Thank you for your answer. I actually already tried to write everything using ##F_{ij}## as you did, but once I reached the second equation you wrote I had problem with ##\dot{r}_j##, for instance if I used ##F_{ij} = -F_{ji}## I didn't turn also the index of ##\dot{r}_j## in ##\dot{r}_i##. So I don't understand your last equation: how could you swap the indeces of ##F## and also the index of ##\dot{r}_i##?
So you have
##- \frac{1}{2} \sum_{i,j} F_{ij} \cdot (\dot{r_i} - \dot{r_j})##
##= - \frac{1}{2} \sum_{i,j} F_{ij} \cdot \dot{r_i} + \frac{1}{2} \sum_{i,j} F_{ij} \cdot \dot{r_j}##

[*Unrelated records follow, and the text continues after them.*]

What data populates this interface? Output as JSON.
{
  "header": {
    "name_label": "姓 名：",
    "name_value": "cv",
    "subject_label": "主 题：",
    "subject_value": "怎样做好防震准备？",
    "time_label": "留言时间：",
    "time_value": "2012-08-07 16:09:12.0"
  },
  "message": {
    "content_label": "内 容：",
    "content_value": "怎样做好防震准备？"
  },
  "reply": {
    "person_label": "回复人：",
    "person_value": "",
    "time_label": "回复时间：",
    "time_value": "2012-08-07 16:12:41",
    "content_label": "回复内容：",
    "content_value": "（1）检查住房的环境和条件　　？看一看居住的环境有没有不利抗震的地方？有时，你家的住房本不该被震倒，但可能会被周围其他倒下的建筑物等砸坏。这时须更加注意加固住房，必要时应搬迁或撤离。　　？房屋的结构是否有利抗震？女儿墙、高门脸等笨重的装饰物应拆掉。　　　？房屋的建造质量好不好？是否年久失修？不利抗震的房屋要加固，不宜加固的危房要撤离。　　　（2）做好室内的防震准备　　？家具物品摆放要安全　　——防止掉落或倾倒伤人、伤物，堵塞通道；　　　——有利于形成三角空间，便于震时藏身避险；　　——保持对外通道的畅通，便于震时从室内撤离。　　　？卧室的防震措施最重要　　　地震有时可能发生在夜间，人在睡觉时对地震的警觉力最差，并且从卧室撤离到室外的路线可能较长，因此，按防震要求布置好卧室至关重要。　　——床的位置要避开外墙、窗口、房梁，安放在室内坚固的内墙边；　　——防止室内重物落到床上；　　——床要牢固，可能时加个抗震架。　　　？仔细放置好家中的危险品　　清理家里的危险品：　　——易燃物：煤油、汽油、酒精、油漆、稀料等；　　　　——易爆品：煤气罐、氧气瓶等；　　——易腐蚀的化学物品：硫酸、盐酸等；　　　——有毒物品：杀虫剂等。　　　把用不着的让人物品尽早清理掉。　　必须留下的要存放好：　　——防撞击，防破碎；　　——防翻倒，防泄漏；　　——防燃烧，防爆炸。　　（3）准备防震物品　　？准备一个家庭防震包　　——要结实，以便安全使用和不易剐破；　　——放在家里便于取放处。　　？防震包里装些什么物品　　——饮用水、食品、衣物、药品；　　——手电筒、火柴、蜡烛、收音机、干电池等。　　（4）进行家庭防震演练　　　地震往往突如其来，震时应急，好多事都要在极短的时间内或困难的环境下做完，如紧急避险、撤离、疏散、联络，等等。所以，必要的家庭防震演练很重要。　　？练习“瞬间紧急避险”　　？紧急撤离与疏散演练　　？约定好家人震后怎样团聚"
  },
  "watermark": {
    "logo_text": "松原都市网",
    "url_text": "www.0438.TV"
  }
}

On the second sum, swap the names ##i## and ##j##. That gives:
## - \frac{1}{2} \sum_{i,j} F_{ij} \cdot \dot{r_i} + \frac{1}{2} \sum_{i,j} F_{ji} \cdot \dot{r_i}##

Now, in the second sum, you use the fact that ##F_{ji} = - F_{ij}## to get

## - \frac{1}{2} \sum_{i,j} F_{ij} \cdot \dot{r_i} - \frac{1}{2} \sum_{i,j} F_{ij} \cdot \dot{r_i}##

• Zebx
Zebx
Ok, I was not sure that in this case I could exchange indeces that way. Is there some sort of "rule of thumb" which one can refer to when it comes to swap indeces? I mean, in this case I'm sure I can use ##F_{ij}## simmetry, but how can I know I will not "ruin" the general expression by changing also the ##\dot{r}_i##?

Staff Emeritus
Well, if a double sum is over a finite number of terms, you can always switch the order of summation:

##\sum_{i=1}^N \sum_{j=1}^N F_{ij} \cdot \dot{r_j}= \sum_{j=1}^N \sum_{i=1}^N F_{ij} \cdot \dot{r_j}##

That doesn’t have anything to do with any symmetry of the problem. It’s always valid (for finite sums, anyway).

The second thing that’s always valid is renaming dummy variables. I used ##i## and ##j##, but I could have used ##m## and ##n##, or anything. So swapping names of dummy variables doesn’t do anything. In particular, I can rename ##i## by ##j## and vice-versa. So

##\sum_{j=1}^N \sum_{i=1}^N F_{ij} \cdot \dot{r_j} = \sum_{i=1}^N \sum_{j=1}^N F_{ji} \cdot \dot{r_i}##

Again, this doesn’t have anything to do with symmetry of ##F_{ij}##. It’s always valid.

But now, if I do know that, for example, ##F_{ji} = - F_{ij}##, then I can rewrite it again.

##\sum_{i=1}^N \sum_{j=1}^N F_{ji} \cdot \dot{r_i}= -\sum_{i=1}^N \sum_{j=1}^N F_{ij} \cdot \dot{r_i}##

• Zebx
Zebx
All clear, thank you very much!